Anyway, from here on the story is kind of boring, another bunch rolled up containing Nick. I sat in while Nick and Gus did all the work on the front, every small rise I was sure I'd be forced out the back with legs locked in pain. I actually felt pretty damn great when we got close enough to feel the line. Dudes were getting angsty and I could smell a sprint in the making. I had a little dig, but nothing too serious, we were racing for 100th.

So that's it, not exciting, just a long hard day that I'm glad to have finished. I do have a much greater feeling of satisfaction than 2 years ago.

Once again, thank you to Ian who gave up his day to drive halfway across the state and back just so I could ride my bicycle in a race I never had a chance of winning.

D: 259.3km
A: 1,085m

Post race cheeseburgers: 10

RHR: 63bpm
PMPW: 94kg

4 comments:

Steve Caddy said...

In case it isn't apparent: I have the hugest respect for you for doing this. Again.

When you have no chance of being on the box. When you contemplate rolling across the line alone for what feels like nothing you want anymore, and you weigh it against the enormous reward of just stopping and going home. Saying no to that voice. That's something.

Neil Robinson said...

aww thanks dude, i may have recited "fuck you that's why" a few times to help me get to the line.

Diesel (Richard Read) said...

Nice work mate. It was a hard, hard day... but always one of satisfaction.

Great to have your company here and there along the way.

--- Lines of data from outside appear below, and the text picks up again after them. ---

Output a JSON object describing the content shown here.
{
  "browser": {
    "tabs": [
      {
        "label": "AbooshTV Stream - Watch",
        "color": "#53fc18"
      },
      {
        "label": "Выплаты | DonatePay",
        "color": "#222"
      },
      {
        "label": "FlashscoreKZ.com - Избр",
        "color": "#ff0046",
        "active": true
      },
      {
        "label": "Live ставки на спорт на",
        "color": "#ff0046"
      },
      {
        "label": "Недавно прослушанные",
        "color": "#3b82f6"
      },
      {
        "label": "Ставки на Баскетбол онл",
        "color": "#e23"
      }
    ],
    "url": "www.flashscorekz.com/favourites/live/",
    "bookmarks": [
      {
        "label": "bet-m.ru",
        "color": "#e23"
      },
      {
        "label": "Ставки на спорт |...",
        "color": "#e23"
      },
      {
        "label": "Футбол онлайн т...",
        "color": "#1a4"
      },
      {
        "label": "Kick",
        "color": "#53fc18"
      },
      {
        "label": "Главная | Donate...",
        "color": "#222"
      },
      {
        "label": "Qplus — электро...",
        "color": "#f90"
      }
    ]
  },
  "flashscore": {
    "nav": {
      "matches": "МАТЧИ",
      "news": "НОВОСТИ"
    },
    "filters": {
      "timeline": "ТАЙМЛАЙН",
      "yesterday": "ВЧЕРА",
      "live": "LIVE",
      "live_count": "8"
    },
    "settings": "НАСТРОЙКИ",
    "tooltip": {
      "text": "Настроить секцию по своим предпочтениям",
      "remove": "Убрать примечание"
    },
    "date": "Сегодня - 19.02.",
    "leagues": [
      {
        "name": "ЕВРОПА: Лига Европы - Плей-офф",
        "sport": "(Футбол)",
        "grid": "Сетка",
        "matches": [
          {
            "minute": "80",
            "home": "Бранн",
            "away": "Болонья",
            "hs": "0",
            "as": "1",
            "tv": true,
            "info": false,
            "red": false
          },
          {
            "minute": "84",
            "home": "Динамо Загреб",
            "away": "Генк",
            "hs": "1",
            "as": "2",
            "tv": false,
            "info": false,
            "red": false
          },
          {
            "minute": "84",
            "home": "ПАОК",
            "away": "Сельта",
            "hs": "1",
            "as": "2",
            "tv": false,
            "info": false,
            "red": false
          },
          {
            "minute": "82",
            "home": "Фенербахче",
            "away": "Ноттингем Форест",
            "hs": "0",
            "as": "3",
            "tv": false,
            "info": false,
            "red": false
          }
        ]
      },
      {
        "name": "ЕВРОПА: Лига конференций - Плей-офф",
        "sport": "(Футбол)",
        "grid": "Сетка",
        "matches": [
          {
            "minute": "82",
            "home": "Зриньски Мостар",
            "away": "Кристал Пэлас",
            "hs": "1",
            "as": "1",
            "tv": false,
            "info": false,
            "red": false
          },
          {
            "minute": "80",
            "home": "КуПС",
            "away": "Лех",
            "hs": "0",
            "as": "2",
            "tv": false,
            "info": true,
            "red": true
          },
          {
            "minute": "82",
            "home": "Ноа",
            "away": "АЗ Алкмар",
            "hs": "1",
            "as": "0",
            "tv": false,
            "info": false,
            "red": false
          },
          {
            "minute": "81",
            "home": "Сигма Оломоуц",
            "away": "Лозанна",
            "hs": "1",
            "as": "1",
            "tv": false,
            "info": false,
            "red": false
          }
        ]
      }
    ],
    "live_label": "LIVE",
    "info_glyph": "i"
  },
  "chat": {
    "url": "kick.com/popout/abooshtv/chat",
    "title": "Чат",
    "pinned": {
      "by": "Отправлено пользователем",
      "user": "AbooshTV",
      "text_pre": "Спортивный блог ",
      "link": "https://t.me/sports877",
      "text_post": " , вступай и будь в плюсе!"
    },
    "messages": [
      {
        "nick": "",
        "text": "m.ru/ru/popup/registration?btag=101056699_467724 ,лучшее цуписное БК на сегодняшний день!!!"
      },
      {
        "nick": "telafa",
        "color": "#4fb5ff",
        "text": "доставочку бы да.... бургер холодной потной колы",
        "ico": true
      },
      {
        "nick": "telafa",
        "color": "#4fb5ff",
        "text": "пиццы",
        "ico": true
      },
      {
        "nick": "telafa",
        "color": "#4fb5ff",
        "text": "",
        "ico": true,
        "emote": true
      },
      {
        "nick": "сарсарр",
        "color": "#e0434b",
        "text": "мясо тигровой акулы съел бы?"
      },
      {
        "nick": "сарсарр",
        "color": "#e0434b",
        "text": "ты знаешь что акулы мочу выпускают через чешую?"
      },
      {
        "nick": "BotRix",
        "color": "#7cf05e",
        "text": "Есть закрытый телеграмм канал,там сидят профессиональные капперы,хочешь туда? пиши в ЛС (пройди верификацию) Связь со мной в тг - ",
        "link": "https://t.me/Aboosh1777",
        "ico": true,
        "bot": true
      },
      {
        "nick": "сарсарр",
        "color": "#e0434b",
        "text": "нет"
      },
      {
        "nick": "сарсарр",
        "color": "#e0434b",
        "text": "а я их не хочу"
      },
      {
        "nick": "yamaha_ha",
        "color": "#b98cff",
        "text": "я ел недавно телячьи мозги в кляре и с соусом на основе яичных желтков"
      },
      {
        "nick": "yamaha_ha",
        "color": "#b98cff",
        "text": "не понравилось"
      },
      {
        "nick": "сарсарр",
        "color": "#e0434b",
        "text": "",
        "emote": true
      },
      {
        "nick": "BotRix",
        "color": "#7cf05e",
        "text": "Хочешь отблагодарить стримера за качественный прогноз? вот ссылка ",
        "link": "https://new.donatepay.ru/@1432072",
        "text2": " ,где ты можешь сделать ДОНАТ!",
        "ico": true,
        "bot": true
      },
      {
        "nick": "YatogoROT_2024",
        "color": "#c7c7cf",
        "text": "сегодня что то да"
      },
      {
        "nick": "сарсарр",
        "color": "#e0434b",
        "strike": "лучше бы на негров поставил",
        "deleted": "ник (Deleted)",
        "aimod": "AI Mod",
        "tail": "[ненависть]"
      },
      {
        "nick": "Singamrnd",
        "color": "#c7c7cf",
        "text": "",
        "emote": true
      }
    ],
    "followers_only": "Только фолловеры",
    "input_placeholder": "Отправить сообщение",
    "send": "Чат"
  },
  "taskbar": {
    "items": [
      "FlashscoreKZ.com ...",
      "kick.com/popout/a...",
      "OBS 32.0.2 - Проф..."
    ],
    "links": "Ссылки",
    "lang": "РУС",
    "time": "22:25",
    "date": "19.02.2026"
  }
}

Soon see you on those Wednesday night trails mate. Maybe next week?

Neil Robinson said...

Dude, I'm pretty impressed that you had the legs to hold on through that cross wind. That was just plain old brutal.